■ Work item ■
When you reproduce the data, keep every word exactly as it stands and leave the pictures out.

■ Record excerpts ■
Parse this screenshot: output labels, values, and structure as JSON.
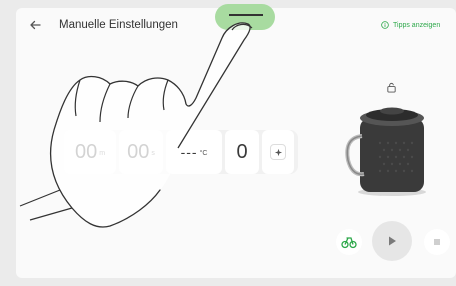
{
  "header": {
    "title": "Manuelle Einstellungen",
    "tips_label": "Tipps anzeigen"
  },
  "settings": {
    "minutes": "00",
    "minutes_unit": "m",
    "seconds": "00",
    "seconds_unit": "s",
    "temperature": "---",
    "temperature_unit": "°C",
    "speed": "0"
  },
  "colors": {
    "accent_green": "#2da84a",
    "toggle_green": "#a8dba0"
  }
}
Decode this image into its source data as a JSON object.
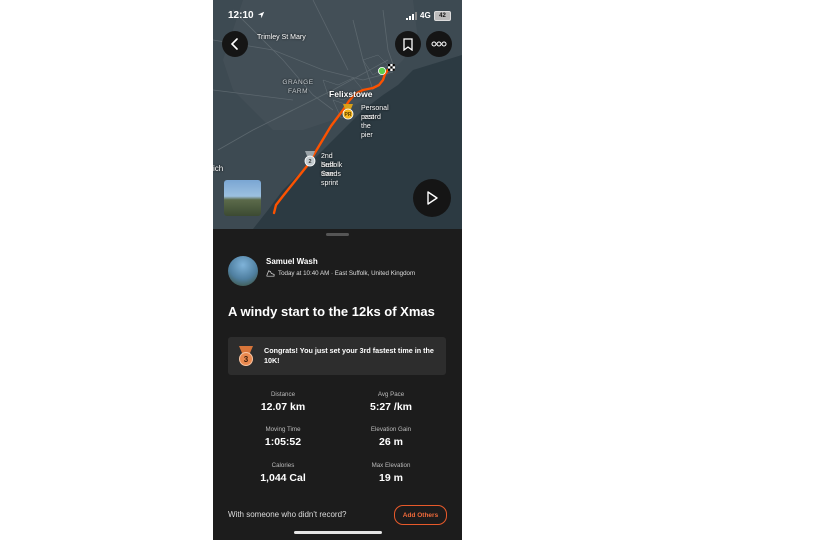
{
  "status_bar": {
    "time": "12:10",
    "network": "4G",
    "battery": "42"
  },
  "map": {
    "labels": {
      "trimley": "Trimley St Mary",
      "grange_farm": "GRANGE\nFARM",
      "felixstowe": "Felixstowe",
      "edge_text": "ich"
    },
    "pins": [
      {
        "line1": "Personal record",
        "line2": "past the pier"
      },
      {
        "line1": "2nd best time",
        "line2": "Suffolk Sands sprint"
      }
    ],
    "icons": {
      "back": "chevron-left-icon",
      "bookmark": "bookmark-icon",
      "more": "more-icon",
      "play": "play-icon"
    },
    "route_color": "#fc5200"
  },
  "activity": {
    "athlete_name": "Samuel Wash",
    "meta": "Today at 10:40 AM · East Suffolk, United Kingdom",
    "title": "A windy start to the 12ks of Xmas",
    "achievement": "Congrats! You just set your 3rd fastest time in the 10K!",
    "achievement_rank": "3",
    "stats": [
      {
        "label": "Distance",
        "value": "12.07 km"
      },
      {
        "label": "Avg Pace",
        "value": "5:27 /km"
      },
      {
        "label": "Moving Time",
        "value": "1:05:52"
      },
      {
        "label": "Elevation Gain",
        "value": "26 m"
      },
      {
        "label": "Calories",
        "value": "1,044 Cal"
      },
      {
        "label": "Max Elevation",
        "value": "19 m"
      }
    ],
    "with_others_prompt": "With someone who didn't record?",
    "add_others_label": "Add Others"
  },
  "colors": {
    "accent": "#fc5200",
    "sheet_bg": "#1c1c1c",
    "map_water": "#2c3a42"
  }
}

■ Solved exercise ■
Parse this screenshot: output labels, values, and structure as JSON.
{
  "header": {
    "title": "Manuelle Einstellungen",
    "tips_label": "Tipps anzeigen"
  },
  "settings": {
    "minutes": "00",
    "minutes_unit": "m",
    "seconds": "00",
    "seconds_unit": "s",
    "temperature": "---",
    "temperature_unit": "°C",
    "speed": "0"
  },
  "colors": {
    "accent_green": "#2da84a",
    "toggle_green": "#a8dba0"
  }
}
Decode this image into its source data as a JSON object.
{
  "status_bar": {
    "time": "12:10",
    "network": "4G",
    "battery": "42"
  },
  "map": {
    "labels": {
      "trimley": "Trimley St Mary",
      "grange_farm": "GRANGE\nFARM",
      "felixstowe": "Felixstowe",
      "edge_text": "ich"
    },
    "pins": [
      {
        "line1": "Personal record",
        "line2": "past the pier"
      },
      {
        "line1": "2nd best time",
        "line2": "Suffolk Sands sprint"
      }
    ],
    "icons": {
      "back": "chevron-left-icon",
      "bookmark": "bookmark-icon",
      "more": "more-icon",
      "play": "play-icon"
    },
    "route_color": "#fc5200"
  },
  "activity": {
    "athlete_name": "Samuel Wash",
    "meta": "Today at 10:40 AM · East Suffolk, United Kingdom",
    "title": "A windy start to the 12ks of Xmas",
    "achievement": "Congrats! You just set your 3rd fastest time in the 10K!",
    "achievement_rank": "3",
    "stats": [
      {
        "label": "Distance",
        "value": "12.07 km"
      },
      {
        "label": "Avg Pace",
        "value": "5:27 /km"
      },
      {
        "label": "Moving Time",
        "value": "1:05:52"
      },
      {
        "label": "Elevation Gain",
        "value": "26 m"
      },
      {
        "label": "Calories",
        "value": "1,044 Cal"
      },
      {
        "label": "Max Elevation",
        "value": "19 m"
      }
    ],
    "with_others_prompt": "With someone who didn't record?",
    "add_others_label": "Add Others"
  },
  "colors": {
    "accent": "#fc5200",
    "sheet_bg": "#1c1c1c",
    "map_water": "#2c3a42"
  }
}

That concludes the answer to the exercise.